One of the key features of the Contrail SD-WAN solution is the ability to “plug-and-play” new spoke devices using ZTP (autoinstallation). The redirect server is a Juniper-owned, public-facing web server that plays a role in any new device’s initial setup, as follows:

  • Before performing ZTP, add the appropriate CSO SSL certificate to the redirect server.

  • When a spoke device first comes online, it uses a local DHCP server to obtain an IP address and name server information.

  • The spoke device then contacts the redirect server, which provides the DNS name and certificate for CSO.

  • The spoke device then contacts the CSO server to obtain its initial configuration.

Usage Notes for the Redirect Server:

  • At least one of the device’s WAN interfaces must obtain its IP address from a DHCP server, in order to also be assigned a name server and a default route.

  • Both CSO and the redirect server must be reachable over the same WAN interface.

Design Considerations for CSO and Redirect Server

The redirect server is located on the Internet, and cannot be moved. However, there are multiple options for the placement of CSO to enable ZTP for new spoke devices.

In Figure 1, both the redirect server and CSO are located on the Internet. In this case, the spoke device obtains and uses IP addressing and other information provided through its Internet-facing interface, and can then reach both the redirect server (first) and CSO (second) through that same interface.

Figure 1: CSO and Redirect Servers on Internet
CSO and Redirect
Servers on Internet

In Figure 2, CSO is located on an OAM network attached to the MPLS VPN, while the redirect server is reachable on the Internet. In this case, two scenarios are possible:

  • The spoke device obtains IP addressing and other information through its MPLS-facing interface. Since the redirect server is located on the Internet, the MPLS service provider must make the Internet reachable from the MPLS network. With this connection in place, the spoke device can reach both servers through the same interface (in this case, WAN_0).

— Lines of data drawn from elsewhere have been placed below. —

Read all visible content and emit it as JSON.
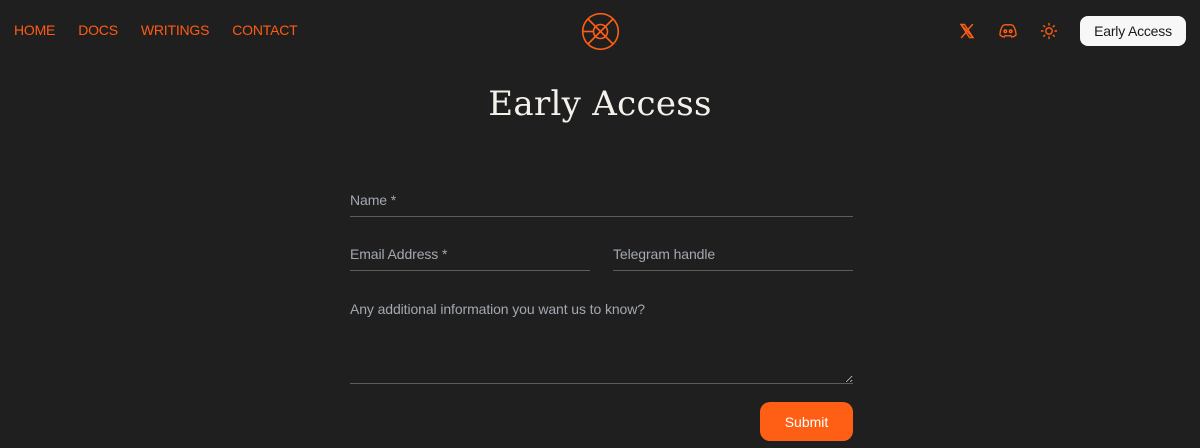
{
  "nav": {
    "links": [
      {
        "label": "HOME"
      },
      {
        "label": "DOCS"
      },
      {
        "label": "WRITINGS"
      },
      {
        "label": "CONTACT"
      }
    ],
    "icons": [
      "x-twitter-icon",
      "discord-icon",
      "sun-theme-icon"
    ],
    "cta_label": "Early Access"
  },
  "logo": "orbit-logo-icon",
  "page": {
    "title": "Early Access"
  },
  "form": {
    "name_placeholder": "Name *",
    "name_value": "",
    "email_placeholder": "Email Address *",
    "email_value": "",
    "telegram_placeholder": "Telegram handle",
    "telegram_value": "",
    "info_placeholder": "Any additional information you want us to know?",
    "info_value": "",
    "submit_label": "Submit"
  },
  "colors": {
    "background": "#1f1f1f",
    "accent": "#ff5f14",
    "cta_background": "#f7f7f7",
    "placeholder": "#a3a8b0",
    "title": "#f4f1ea"
  }
}
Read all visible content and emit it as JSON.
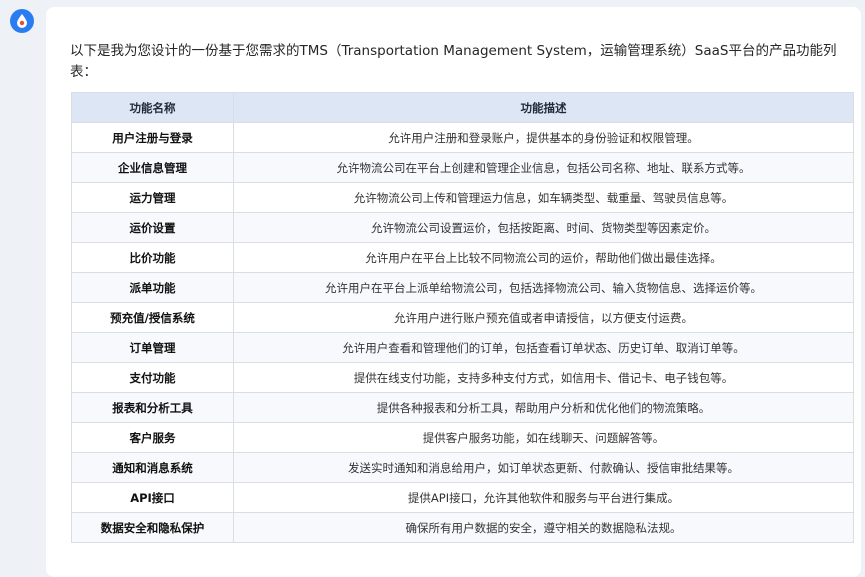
{
  "assistant": {
    "avatar_icon": "logo-drop-icon"
  },
  "message": {
    "intro": "以下是我为您设计的一份基于您需求的TMS（Transportation Management System，运输管理系统）SaaS平台的产品功能列表：",
    "table": {
      "headers": [
        "功能名称",
        "功能描述"
      ],
      "rows": [
        {
          "name": "用户注册与登录",
          "desc": "允许用户注册和登录账户，提供基本的身份验证和权限管理。"
        },
        {
          "name": "企业信息管理",
          "desc": "允许物流公司在平台上创建和管理企业信息，包括公司名称、地址、联系方式等。"
        },
        {
          "name": "运力管理",
          "desc": "允许物流公司上传和管理运力信息，如车辆类型、载重量、驾驶员信息等。"
        },
        {
          "name": "运价设置",
          "desc": "允许物流公司设置运价，包括按距离、时间、货物类型等因素定价。"
        },
        {
          "name": "比价功能",
          "desc": "允许用户在平台上比较不同物流公司的运价，帮助他们做出最佳选择。"
        },
        {
          "name": "派单功能",
          "desc": "允许用户在平台上派单给物流公司，包括选择物流公司、输入货物信息、选择运价等。"
        },
        {
          "name": "预充值/授信系统",
          "desc": "允许用户进行账户预充值或者申请授信，以方便支付运费。"
        },
        {
          "name": "订单管理",
          "desc": "允许用户查看和管理他们的订单，包括查看订单状态、历史订单、取消订单等。"
        },
        {
          "name": "支付功能",
          "desc": "提供在线支付功能，支持多种支付方式，如信用卡、借记卡、电子钱包等。"
        },
        {
          "name": "报表和分析工具",
          "desc": "提供各种报表和分析工具，帮助用户分析和优化他们的物流策略。"
        },
        {
          "name": "客户服务",
          "desc": "提供客户服务功能，如在线聊天、问题解答等。"
        },
        {
          "name": "通知和消息系统",
          "desc": "发送实时通知和消息给用户，如订单状态更新、付款确认、授信审批结果等。"
        },
        {
          "name": "API接口",
          "desc": "提供API接口，允许其他软件和服务与平台进行集成。"
        },
        {
          "name": "数据安全和隐私保护",
          "desc": "确保所有用户数据的安全，遵守相关的数据隐私法规。"
        }
      ]
    }
  }
}
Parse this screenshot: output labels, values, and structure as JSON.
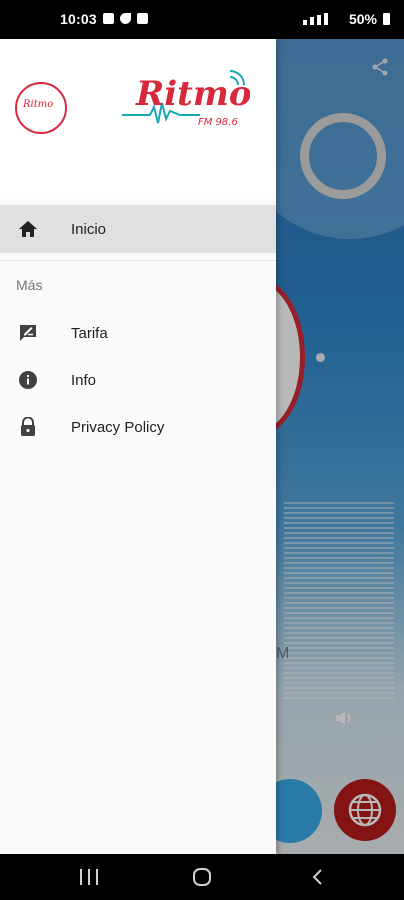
{
  "status": {
    "time": "10:03",
    "battery": "50%"
  },
  "drawer": {
    "brand": "Ritmo",
    "brand_sub": "FM 98.6",
    "items": [
      {
        "label": "Inicio",
        "icon": "home-icon",
        "active": true
      }
    ],
    "section_title": "Más",
    "more_items": [
      {
        "label": "Tarifa",
        "icon": "rate-review-icon"
      },
      {
        "label": "Info",
        "icon": "info-icon"
      },
      {
        "label": "Privacy Policy",
        "icon": "lock-icon"
      }
    ]
  },
  "background_app": {
    "partial_text": "M"
  },
  "colors": {
    "brand_red": "#d8283c",
    "brand_teal": "#1aa7b5",
    "drawer_bg": "#fafafa",
    "active_bg": "#e0e0e0"
  }
}
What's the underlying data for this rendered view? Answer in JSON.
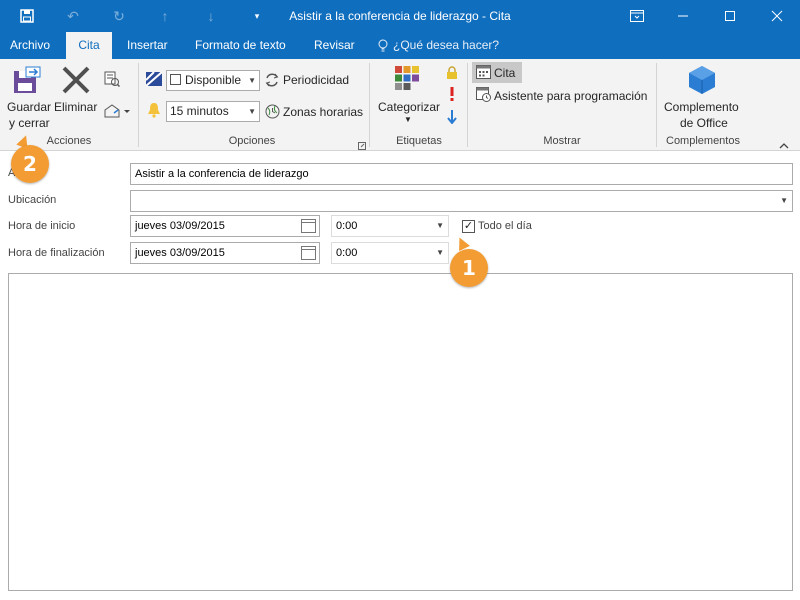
{
  "window": {
    "title": "Asistir a la conferencia de liderazgo - Cita"
  },
  "tabs": [
    {
      "label": "Archivo"
    },
    {
      "label": "Cita"
    },
    {
      "label": "Insertar"
    },
    {
      "label": "Formato de texto"
    },
    {
      "label": "Revisar"
    }
  ],
  "tell_me": "¿Qué desea hacer?",
  "ribbon": {
    "acciones": {
      "label": "Acciones",
      "save_close_line1": "Guardar",
      "save_close_line2": "y cerrar",
      "delete": "Eliminar"
    },
    "opciones": {
      "label": "Opciones",
      "show_as": "Disponible",
      "reminder": "15 minutos",
      "recurrence": "Periodicidad",
      "time_zones": "Zonas horarias"
    },
    "etiquetas": {
      "label": "Etiquetas",
      "categorize": "Categorizar"
    },
    "mostrar": {
      "label": "Mostrar",
      "appointment": "Cita",
      "scheduling": "Asistente para programación"
    },
    "complementos": {
      "label": "Complementos",
      "office_addins_line1": "Complemento",
      "office_addins_line2": "de Office"
    }
  },
  "form": {
    "subject_label": "Asunto",
    "subject_value": "Asistir a la conferencia de liderazgo",
    "location_label": "Ubicación",
    "location_value": "",
    "start_label": "Hora de inicio",
    "start_date": "jueves 03/09/2015",
    "start_time": "0:00",
    "end_label": "Hora de finalización",
    "end_date": "jueves 03/09/2015",
    "end_time": "0:00",
    "all_day_label": "Todo el día",
    "all_day_checked": true
  },
  "callouts": [
    {
      "number": "1"
    },
    {
      "number": "2"
    }
  ],
  "colors": {
    "accent": "#106ebe",
    "callout": "#f39c33"
  }
}
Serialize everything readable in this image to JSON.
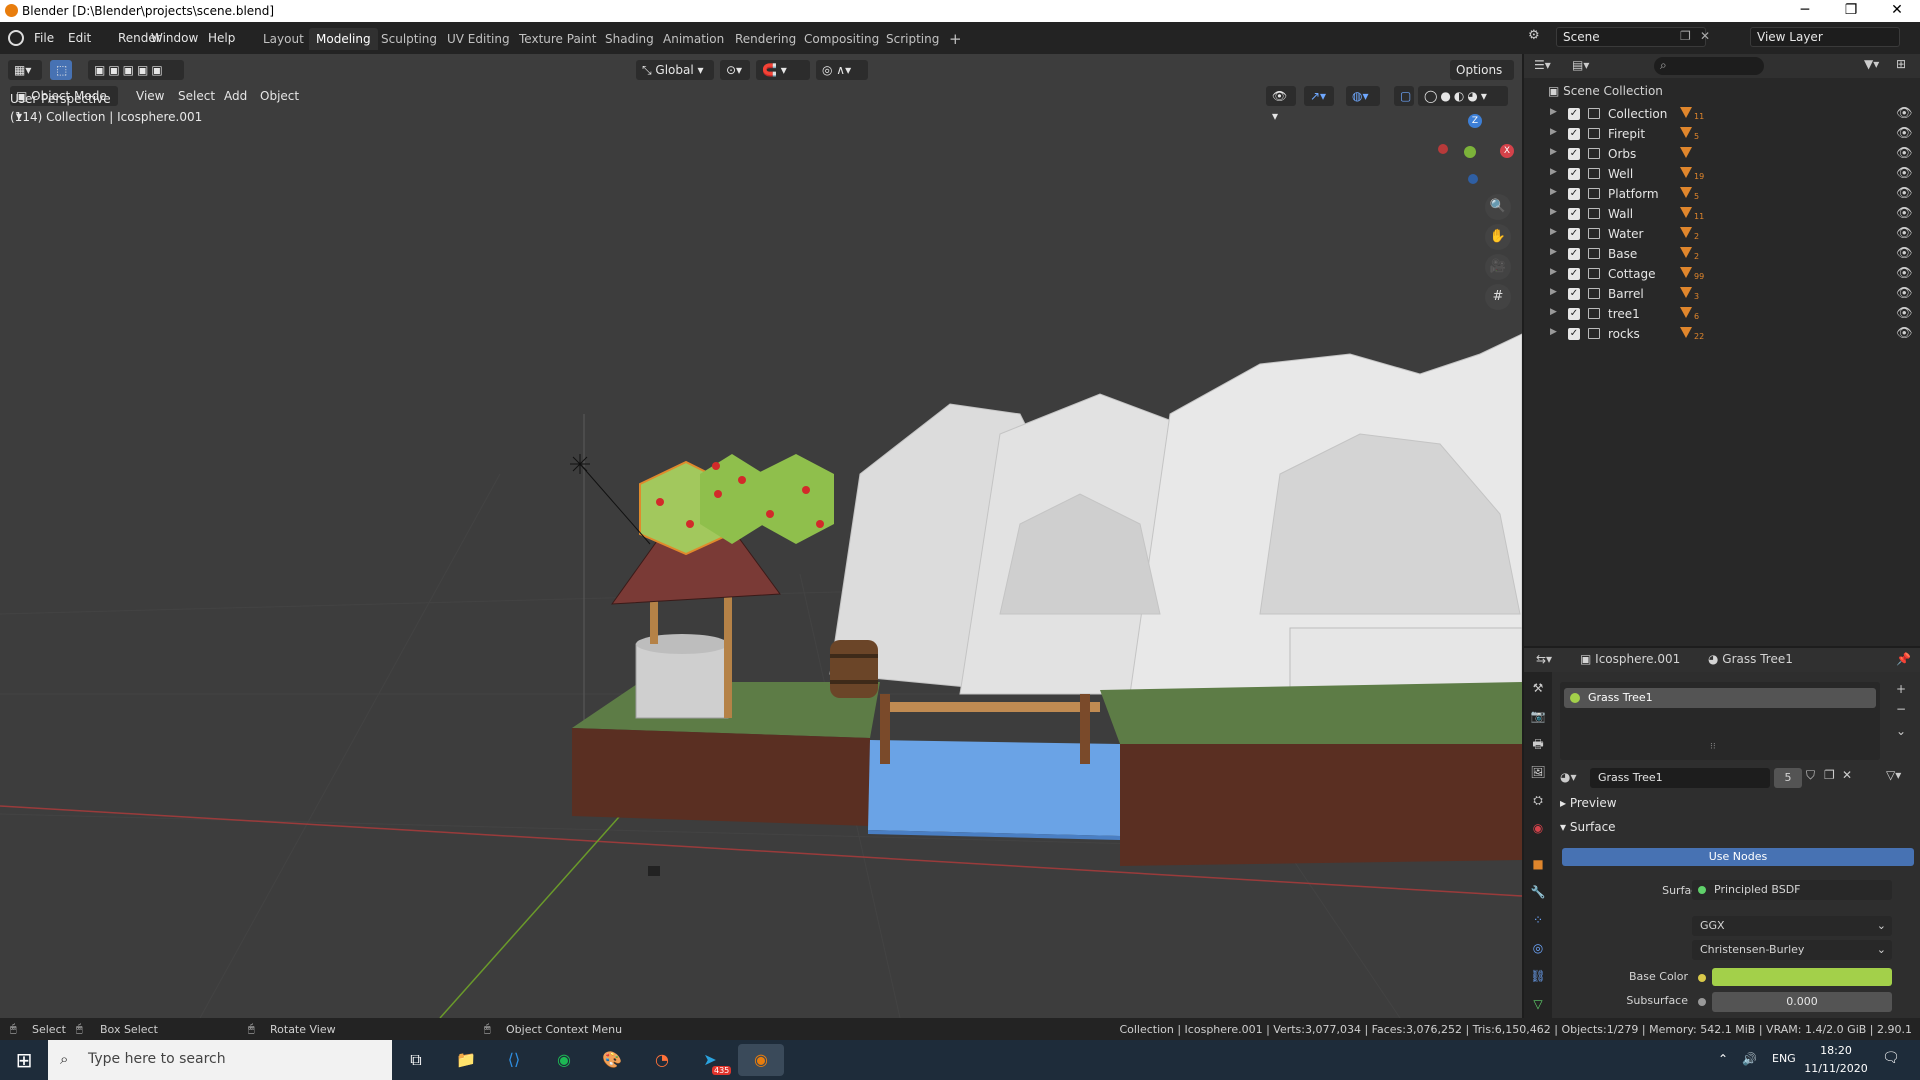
{
  "window": {
    "title": "Blender [D:\\Blender\\projects\\scene.blend]",
    "minimize": "─",
    "restore": "❐",
    "close": "✕"
  },
  "menubar": {
    "items": [
      "File",
      "Edit",
      "Render",
      "Window",
      "Help"
    ],
    "workspaces": [
      "Layout",
      "Modeling",
      "Sculpting",
      "UV Editing",
      "Texture Paint",
      "Shading",
      "Animation",
      "Rendering",
      "Compositing",
      "Scripting"
    ],
    "active_workspace": "Modeling",
    "add_workspace": "+",
    "scene_name": "Scene",
    "view_layer": "View Layer"
  },
  "viewport": {
    "mode": "Object Mode",
    "menus": [
      "View",
      "Select",
      "Add",
      "Object"
    ],
    "transform_orientation": "Global",
    "options_label": "Options",
    "perspective_label": "User Perspective",
    "context_label": "(114) Collection | Icosphere.001",
    "gizmo_axes": {
      "x": "X",
      "y": "Y",
      "z": "Z"
    }
  },
  "outliner": {
    "root": "Scene Collection",
    "collections": [
      {
        "name": "Collection",
        "badge": "11"
      },
      {
        "name": "Firepit",
        "badge": "5"
      },
      {
        "name": "Orbs",
        "badge": ""
      },
      {
        "name": "Well",
        "badge": "19"
      },
      {
        "name": "Platform",
        "badge": "5"
      },
      {
        "name": "Wall",
        "badge": "11"
      },
      {
        "name": "Water",
        "badge": "2"
      },
      {
        "name": "Base",
        "badge": "2"
      },
      {
        "name": "Cottage",
        "badge": "99"
      },
      {
        "name": "Barrel",
        "badge": "3"
      },
      {
        "name": "tree1",
        "badge": "6"
      },
      {
        "name": "rocks",
        "badge": "22"
      }
    ]
  },
  "properties": {
    "object_name": "Icosphere.001",
    "material_name": "Grass Tree1",
    "slot_label": "Grass Tree1",
    "material_field": "Grass Tree1",
    "user_count": "5",
    "preview_label": "Preview",
    "surface_section": "Surface",
    "use_nodes": "Use Nodes",
    "surface_label": "Surface",
    "surface_value": "Principled BSDF",
    "distribution": "GGX",
    "subsurface_method": "Christensen-Burley",
    "base_color_label": "Base Color",
    "base_color": "#a3d04a",
    "subsurface_label": "Subsurface",
    "subsurface_value": "0.000"
  },
  "statusbar": {
    "select": "Select",
    "box_select": "Box Select",
    "rotate_view": "Rotate View",
    "context_menu": "Object Context Menu",
    "stats": "Collection | Icosphere.001 | Verts:3,077,034 | Faces:3,076,252 | Tris:6,150,462 | Objects:1/279 | Memory: 542.1 MiB | VRAM: 1.4/2.0 GiB | 2.90.1"
  },
  "taskbar": {
    "search_placeholder": "Type here to search",
    "language": "ENG",
    "time": "18:20",
    "date": "11/11/2020",
    "telegram_badge": "435"
  },
  "colors": {
    "accent": "#4772b3",
    "grass_top": "#5b7a45",
    "dirt": "#5a2f22",
    "water": "#6aa3e6",
    "rocks": "#d9d9d9"
  }
}
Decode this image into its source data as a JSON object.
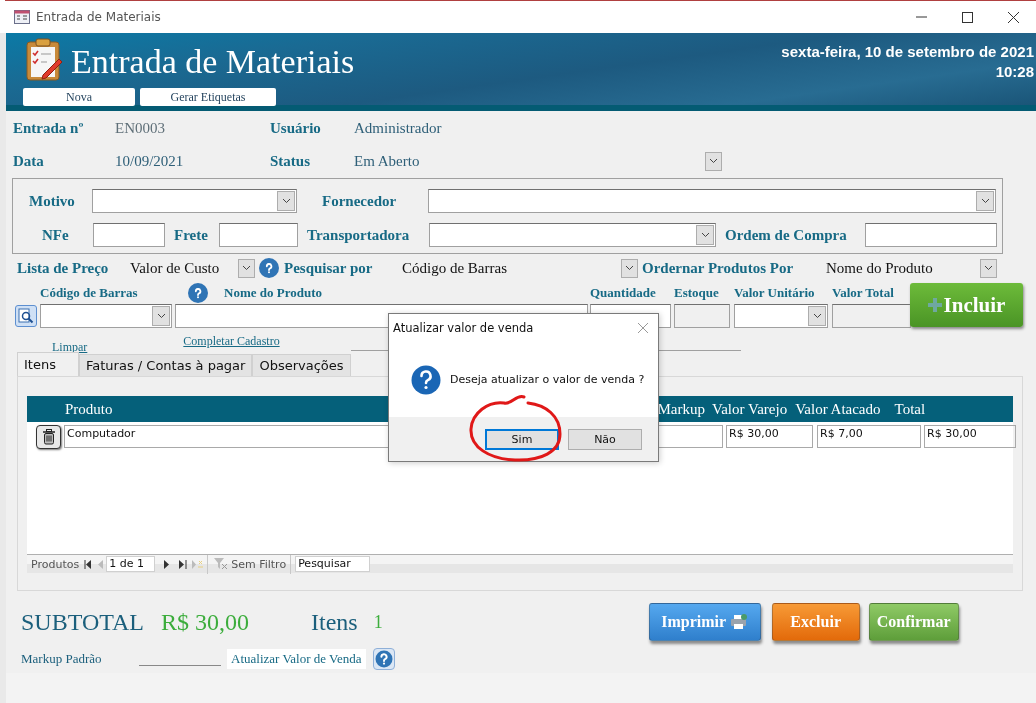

  • The spoke device obtains IP addressing and other information through its Internet-facing interface. Since the CSO server is connected to the MPLS network, the service provider must allow the CSO server to be reachable from the Internet (typically using a NAT gateway). With this connection in place, the spoke device can reach both servers through the same interface (in this case, WAN_1).

Figure 2: CSO Reachable through MPLS VPN, Redirect Server on Internet
CSO Reachable
through MPLS VPN, Redirect Server on Internet

Bypassing the Redirect Server

In some cases, it may not be desirable or practical to use the Juniper redirect server. In these cases, a spoke device can be pre-staged to include reachability information for the CSO server before being shipped to the customer location.